**WORK REQUIRED**
Lines holding the word "tomcat" are the ones to copy from the data below.
-------- EXTRACTED ENTRIES
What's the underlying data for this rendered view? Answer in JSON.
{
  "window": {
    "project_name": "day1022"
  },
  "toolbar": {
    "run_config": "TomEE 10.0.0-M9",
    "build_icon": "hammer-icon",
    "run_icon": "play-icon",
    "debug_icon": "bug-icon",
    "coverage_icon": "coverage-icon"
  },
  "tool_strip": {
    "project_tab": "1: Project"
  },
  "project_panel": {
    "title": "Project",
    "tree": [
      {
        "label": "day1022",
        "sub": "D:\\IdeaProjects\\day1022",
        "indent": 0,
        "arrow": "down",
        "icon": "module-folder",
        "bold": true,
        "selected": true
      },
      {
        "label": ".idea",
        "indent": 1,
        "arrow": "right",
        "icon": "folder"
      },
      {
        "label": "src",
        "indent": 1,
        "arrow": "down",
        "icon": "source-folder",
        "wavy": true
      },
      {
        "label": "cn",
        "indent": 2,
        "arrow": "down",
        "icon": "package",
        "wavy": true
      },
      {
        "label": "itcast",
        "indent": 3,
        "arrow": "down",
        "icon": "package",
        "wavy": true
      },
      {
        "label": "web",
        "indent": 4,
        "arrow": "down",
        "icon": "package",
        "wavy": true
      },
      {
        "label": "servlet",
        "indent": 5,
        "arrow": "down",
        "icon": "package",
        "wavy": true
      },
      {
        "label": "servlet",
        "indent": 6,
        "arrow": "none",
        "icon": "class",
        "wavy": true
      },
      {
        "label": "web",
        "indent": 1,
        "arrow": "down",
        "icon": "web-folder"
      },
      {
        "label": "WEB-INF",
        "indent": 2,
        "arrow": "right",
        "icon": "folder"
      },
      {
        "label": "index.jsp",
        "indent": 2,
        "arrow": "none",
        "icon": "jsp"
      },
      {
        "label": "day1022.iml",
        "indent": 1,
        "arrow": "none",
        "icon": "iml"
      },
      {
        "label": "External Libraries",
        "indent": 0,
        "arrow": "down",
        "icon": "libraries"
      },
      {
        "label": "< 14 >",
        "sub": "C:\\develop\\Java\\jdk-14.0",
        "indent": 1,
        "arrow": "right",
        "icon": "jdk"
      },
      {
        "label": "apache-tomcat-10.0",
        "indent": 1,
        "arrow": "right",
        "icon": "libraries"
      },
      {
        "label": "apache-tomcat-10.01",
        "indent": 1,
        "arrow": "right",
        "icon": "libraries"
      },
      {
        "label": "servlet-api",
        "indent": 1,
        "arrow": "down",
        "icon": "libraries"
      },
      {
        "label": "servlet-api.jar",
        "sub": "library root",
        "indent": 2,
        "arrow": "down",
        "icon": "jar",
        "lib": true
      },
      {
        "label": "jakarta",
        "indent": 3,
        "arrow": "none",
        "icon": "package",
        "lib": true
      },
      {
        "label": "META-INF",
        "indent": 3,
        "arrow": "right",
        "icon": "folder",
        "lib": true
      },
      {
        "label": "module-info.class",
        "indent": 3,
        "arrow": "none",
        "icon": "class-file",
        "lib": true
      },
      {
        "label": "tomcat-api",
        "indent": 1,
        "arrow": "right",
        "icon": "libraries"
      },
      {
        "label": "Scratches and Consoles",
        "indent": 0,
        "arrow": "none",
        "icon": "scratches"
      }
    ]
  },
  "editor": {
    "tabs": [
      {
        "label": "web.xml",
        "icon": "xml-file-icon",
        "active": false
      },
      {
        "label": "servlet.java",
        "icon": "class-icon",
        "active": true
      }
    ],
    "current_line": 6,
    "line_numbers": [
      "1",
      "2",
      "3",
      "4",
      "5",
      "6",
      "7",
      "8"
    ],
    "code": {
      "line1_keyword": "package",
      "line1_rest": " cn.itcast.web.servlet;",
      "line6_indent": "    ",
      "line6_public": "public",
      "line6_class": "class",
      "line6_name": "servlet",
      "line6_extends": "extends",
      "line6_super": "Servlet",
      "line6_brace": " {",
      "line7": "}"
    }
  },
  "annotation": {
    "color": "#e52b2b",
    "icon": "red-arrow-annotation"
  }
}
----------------
**REPLY**
        "label": "apache-tomcat-10.0",
        "label": "apache-tomcat-10.01",
        "label": "tomcat-api",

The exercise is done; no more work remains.